The story line appeals: Jackbooted Republican henchman storms in from Sacramento and busts our Florence Nightingale of medicinal marijuana. In response, local liberal politicos shake their fists and thumb their noses.
But it is time to clear away the smoke.
True, government anti-drug policies are a joke. Legalization of pot, at the very least for the sick and dying, is long overdue. Moreover, Attorney General Dan Lungren's exploits, suspiciously falling on the eve of the GOP convention in San Diego, needlessly hurt AIDS and cancer patients.
But ultimate responsibility for the shuttering of the only storefront in town where suffering people could buy marijuana to counter AIDS wasting syndrome and the pain associated with chemotherapy belongs with one person: Dennis Peron, founder of the Cannabis Buyers' Club (CBC). Peron is the adult equivalent of the boneheaded kid who fires up butts outside of the school smoking lounge, ruining the privilege for everybody else. In fact, Peron is much, much worse.
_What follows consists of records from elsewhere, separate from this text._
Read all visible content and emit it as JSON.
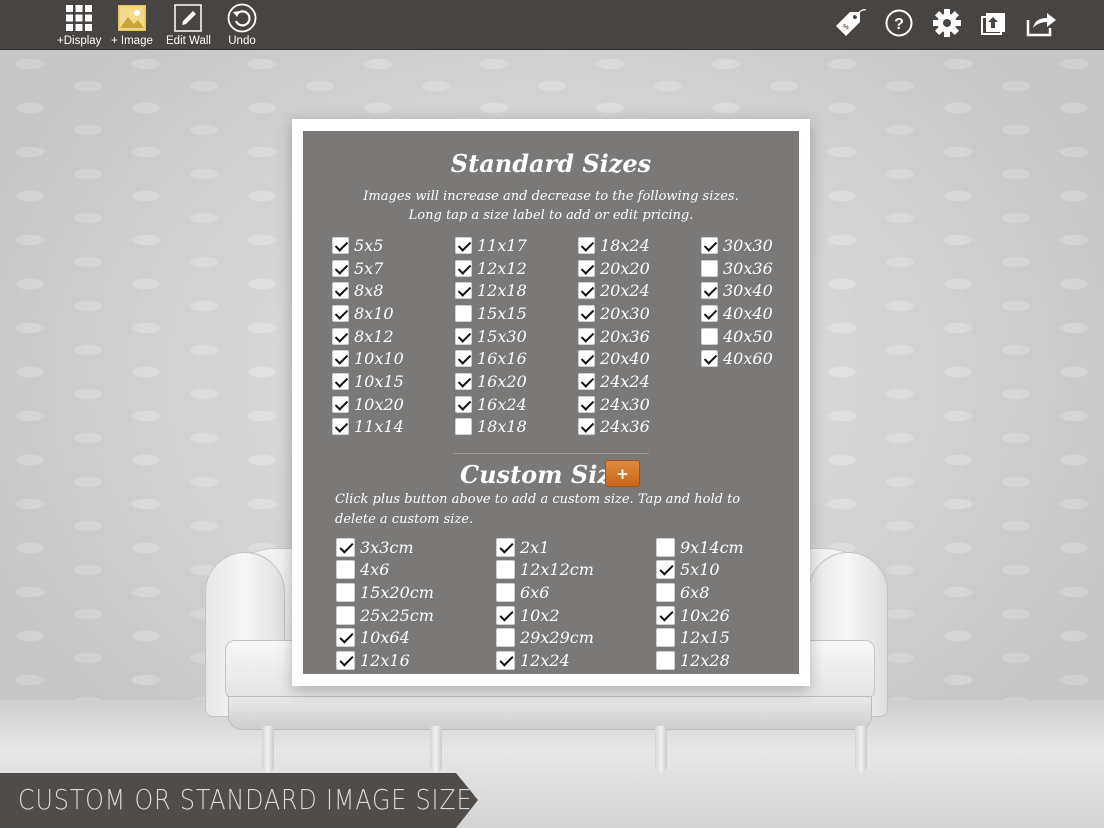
{
  "toolbar": {
    "left_buttons": [
      {
        "label": "+Display",
        "icon": "grid-icon"
      },
      {
        "label": "+ Image",
        "icon": "image-icon"
      },
      {
        "label": "Edit Wall",
        "icon": "pencil-icon"
      },
      {
        "label": "Undo",
        "icon": "undo-icon"
      }
    ],
    "right_buttons": [
      {
        "icon": "price-tag-icon"
      },
      {
        "icon": "help-icon"
      },
      {
        "icon": "gear-icon"
      },
      {
        "icon": "folder-icon"
      },
      {
        "icon": "share-icon"
      }
    ]
  },
  "standard": {
    "title": "Standard Sizes",
    "desc_line1": "Images will increase and decrease to the following sizes.",
    "desc_line2": "Long tap a size label to add or edit pricing.",
    "columns": [
      [
        {
          "label": "5x5",
          "checked": true
        },
        {
          "label": "5x7",
          "checked": true
        },
        {
          "label": "8x8",
          "checked": true
        },
        {
          "label": "8x10",
          "checked": true
        },
        {
          "label": "8x12",
          "checked": true
        },
        {
          "label": "10x10",
          "checked": true
        },
        {
          "label": "10x15",
          "checked": true
        },
        {
          "label": "10x20",
          "checked": true
        },
        {
          "label": "11x14",
          "checked": true
        }
      ],
      [
        {
          "label": "11x17",
          "checked": true
        },
        {
          "label": "12x12",
          "checked": true
        },
        {
          "label": "12x18",
          "checked": true
        },
        {
          "label": "15x15",
          "checked": false
        },
        {
          "label": "15x30",
          "checked": true
        },
        {
          "label": "16x16",
          "checked": true
        },
        {
          "label": "16x20",
          "checked": true
        },
        {
          "label": "16x24",
          "checked": true
        },
        {
          "label": "18x18",
          "checked": false
        }
      ],
      [
        {
          "label": "18x24",
          "checked": true
        },
        {
          "label": "20x20",
          "checked": true
        },
        {
          "label": "20x24",
          "checked": true
        },
        {
          "label": "20x30",
          "checked": true
        },
        {
          "label": "20x36",
          "checked": true
        },
        {
          "label": "20x40",
          "checked": true
        },
        {
          "label": "24x24",
          "checked": true
        },
        {
          "label": "24x30",
          "checked": true
        },
        {
          "label": "24x36",
          "checked": true
        }
      ],
      [
        {
          "label": "30x30",
          "checked": true
        },
        {
          "label": "30x36",
          "checked": false
        },
        {
          "label": "30x40",
          "checked": true
        },
        {
          "label": "40x40",
          "checked": true
        },
        {
          "label": "40x50",
          "checked": false
        },
        {
          "label": "40x60",
          "checked": true
        }
      ]
    ]
  },
  "custom": {
    "title": "Custom Sizes",
    "plus_label": "+",
    "desc": "Click plus button above to add a custom size. Tap and hold to delete a custom size.",
    "columns": [
      [
        {
          "label": "3x3cm",
          "checked": true
        },
        {
          "label": "4x6",
          "checked": false
        },
        {
          "label": "15x20cm",
          "checked": false
        },
        {
          "label": "25x25cm",
          "checked": false
        },
        {
          "label": "10x64",
          "checked": true
        },
        {
          "label": "12x16",
          "checked": true
        }
      ],
      [
        {
          "label": "2x1",
          "checked": true
        },
        {
          "label": "12x12cm",
          "checked": false
        },
        {
          "label": "6x6",
          "checked": false
        },
        {
          "label": "10x2",
          "checked": true
        },
        {
          "label": "29x29cm",
          "checked": false
        },
        {
          "label": "12x24",
          "checked": true
        }
      ],
      [
        {
          "label": "9x14cm",
          "checked": false
        },
        {
          "label": "5x10",
          "checked": true
        },
        {
          "label": "6x8",
          "checked": false
        },
        {
          "label": "10x26",
          "checked": true
        },
        {
          "label": "12x15",
          "checked": false
        },
        {
          "label": "12x28",
          "checked": false
        }
      ]
    ]
  },
  "banner": {
    "text": "CUSTOM OR STANDARD IMAGE SIZES"
  },
  "colors": {
    "toolbar_bg": "#474441",
    "panel_bg": "#7b7977",
    "accent_orange": "#d9772a",
    "banner_bg": "#4f4c49"
  }
}
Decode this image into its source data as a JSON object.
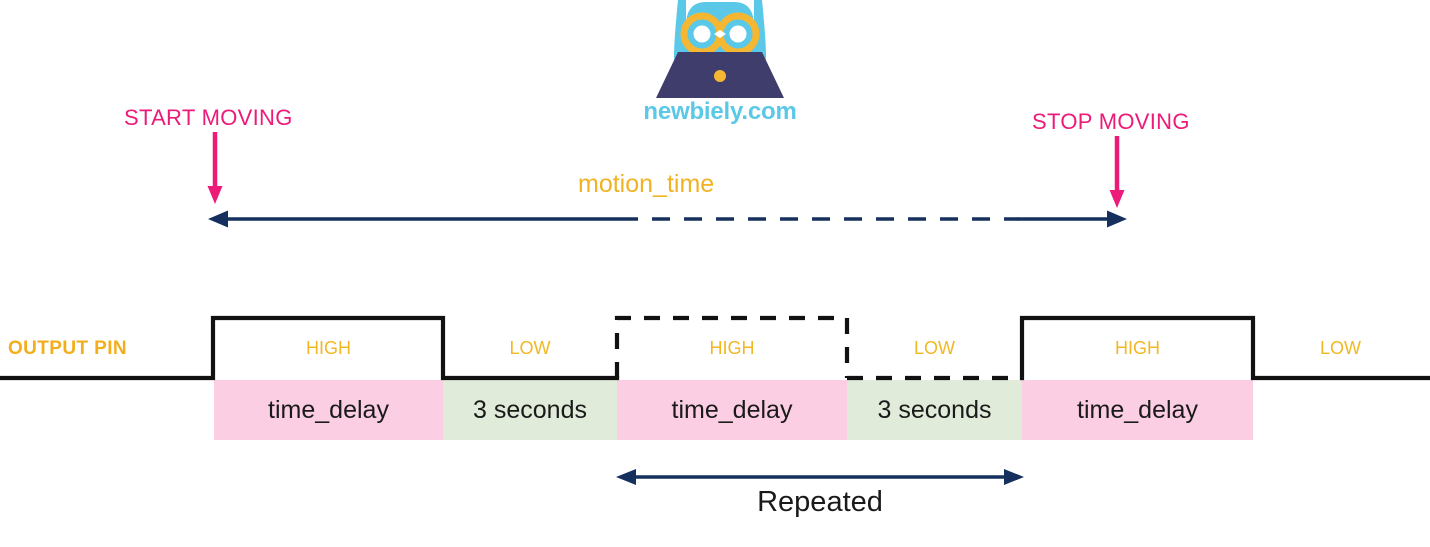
{
  "brand": {
    "site_name": "newbiely.com",
    "logo_icon": "owl-with-laptop-icon",
    "owl_color": "#5BC8E8",
    "glasses_color": "#F5B731",
    "laptop_color": "#3E3D6B",
    "text_color": "#5BC8E8"
  },
  "events": {
    "start": {
      "label": "START MOVING",
      "color": "#EC1A79",
      "arrow_icon": "arrow-down-icon"
    },
    "stop": {
      "label": "STOP MOVING",
      "color": "#EC1A79",
      "arrow_icon": "arrow-down-icon"
    }
  },
  "motion_span": {
    "label": "motion_time",
    "label_color": "#F0B323",
    "arrow_icon": "double-headed-arrow-icon",
    "arrow_color": "#16305E",
    "style": "solid-dashed-solid"
  },
  "waveform": {
    "signal_label": "OUTPUT PIN",
    "signal_label_color": "#F2AE1C",
    "level_label_color": "#F2B723",
    "line_color": "#111111",
    "segments": [
      {
        "level": "LOW",
        "duration": "",
        "band": "none",
        "edge": "solid"
      },
      {
        "level": "HIGH",
        "duration": "time_delay",
        "band": "pink",
        "edge": "solid"
      },
      {
        "level": "LOW",
        "duration": "3 seconds",
        "band": "green",
        "edge": "solid"
      },
      {
        "level": "HIGH",
        "duration": "time_delay",
        "band": "pink",
        "edge": "dashed"
      },
      {
        "level": "LOW",
        "duration": "3 seconds",
        "band": "green",
        "edge": "dashed"
      },
      {
        "level": "HIGH",
        "duration": "time_delay",
        "band": "pink",
        "edge": "solid"
      },
      {
        "level": "LOW",
        "duration": "",
        "band": "none",
        "edge": "solid"
      }
    ],
    "band_pink_color": "#FBCEE3",
    "band_green_color": "#E0EBD9"
  },
  "repeat_span": {
    "label": "Repeated",
    "arrow_icon": "double-headed-arrow-icon",
    "arrow_color": "#16305E"
  }
}
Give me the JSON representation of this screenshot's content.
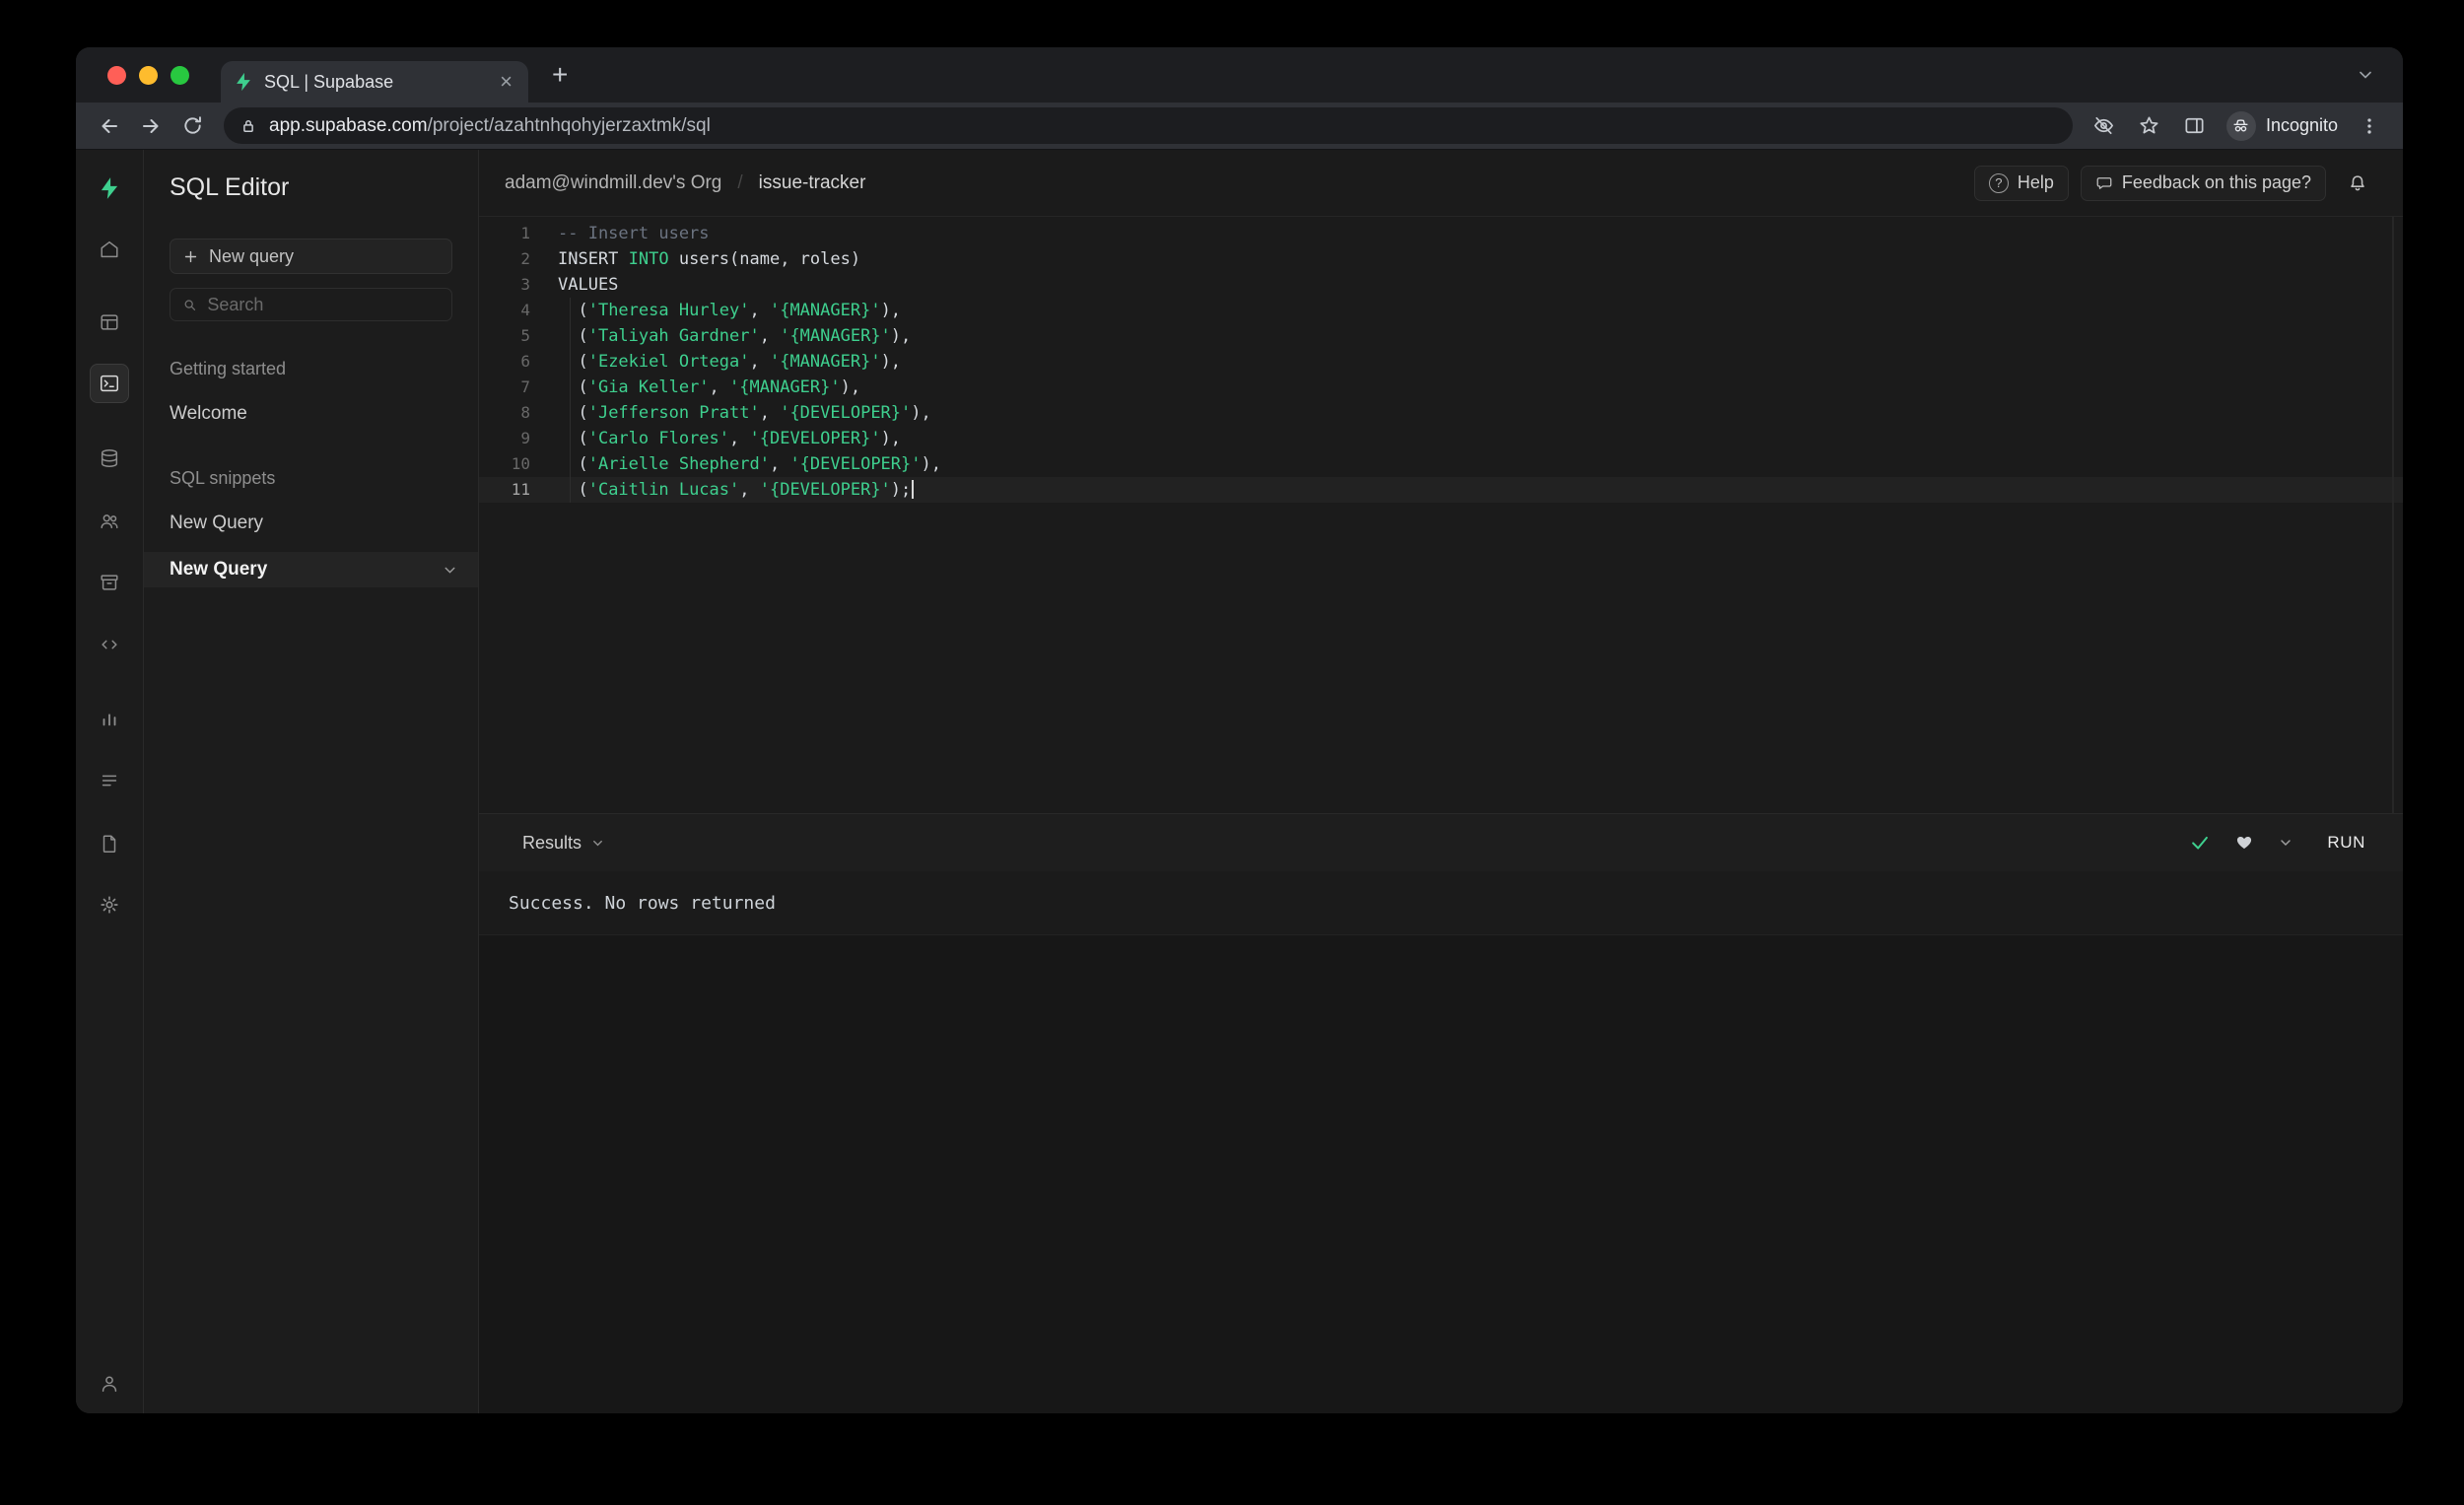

The sworn statements of 17 agents reveal Peron as closer to street dealer than therapist. In the months since the club opened, Peron had built a pot distribution operation that took in tens of thousands of dollars weekly -- selling to people who never had to prove a medical need.
Consider the experience of undercover state Bureau of Narcotic Enforcement agent James Kerrigan. Within a one-week span, Kerrigan joined the club without valid documentation of an ailment; received a membership card and two guest passes; and made six separate purchases, dropping hundreds of dollars for herb.
Later, on July 6, Kerrigan, wearing a wire, made a big score. Introduced to Peron at the CBC after telling a clerk that he had $3,000, Kerrigan related the following exchange in his affidavit.
"What do you need, dude?" Peron asks.
"Mexican, as much as I can," says Kerrigan.
"I can sell you 1 pound, is that what you want?" Peron asks. "I can sell it to you for nine."
After Kerrigan handed over $900 in marked bills, Peron reached under a couch and produced the 16-ounce bundle of herb. Which is just the kind of activity that had agents drawing a bead on the operation. On July 8, for instance, between 4:40 and 7 p.m., no fewer than 525 people streamed through the CBC's doors. And the agents watched as the club became a lure to a heavier brand of criminal (a strong-arm robbery went down at the club in June, resulting in the loss of 50 pounds of dope), and a health danger to children, who were allowed to accompany adults to the emporium's smoky lair.
One consequence was readily apparent on the streets of S.F.; city cops began busting dealers only to discover that Dennis Peron was their supplier. One dealer told Officer Kurt Bruneman that he sold CBC weed to support his gram-a-day smack habit.
All of which made Peron, who had complained as far back as April about police surveillance, an easy target for Lungren.
Before more Peron apologists join any chorus, they should hear from the man himself. "I have to accept responsibility. The club was run a little sloppy," Peron said Aug. 12. "I let my heart run the club instead of my head." He added later, "I apologize to the people of San Francisco. I betrayed their trust."
Nonetheless, he disputed law enforcement agents' rendition, saying they did not include all the facts in their affidavit. He said the 1-pound sale to Kerrigan was unusual: "He presented himself as an HIV-positive guy who lost his lover like me. He was using my pain to get a pound." Peron said the pound was going to start a cannabis club in the Russian River region of Sonoma County.
Peron acknowledged big revenues -- a quarter of a million dollars gross a week. But he insisted the money was poured back into club activities, like a pot giveaway to indigent people on Thursdays, a softball and bowling team, and a 12-step program to help people kick hard drugs and alcohol. As for the armed robbery, Peron said his best explanation is that police carried it out -- that it was a cop who struck somebody with a rifle and made off with the 50 pounds. Finally, he claimed children always were restricted to the nonsmoking first floor of the club.
But Peron's rendition is still a little hazy, and he sees an analogy between his plight and the death of his old friend Harvey Milk, the slain gay leader and S.F. supervisor: "Harvey made himself a target, too."
But responsibility doesn't end with Peron. Blame also rests with law enforcement and city officials, who knew plenty about Peron's activities but let them go on unchecked.
District Attorney Terence Hallinan and Police Chief Fred Lau knew shortly after their swearing-in ceremonies that something was amiss. Federal and state authorities apprised them of the probe. But they were content to merely monitor it passively. Lau loaned at least one S.F. narcotics officer to the effort. Hallinan met once with CBC leaders to advise tightening their operation. But he and Lau otherwise remained happily on the sidelines, allowing higher authorities to do dirty work that they could then disavow.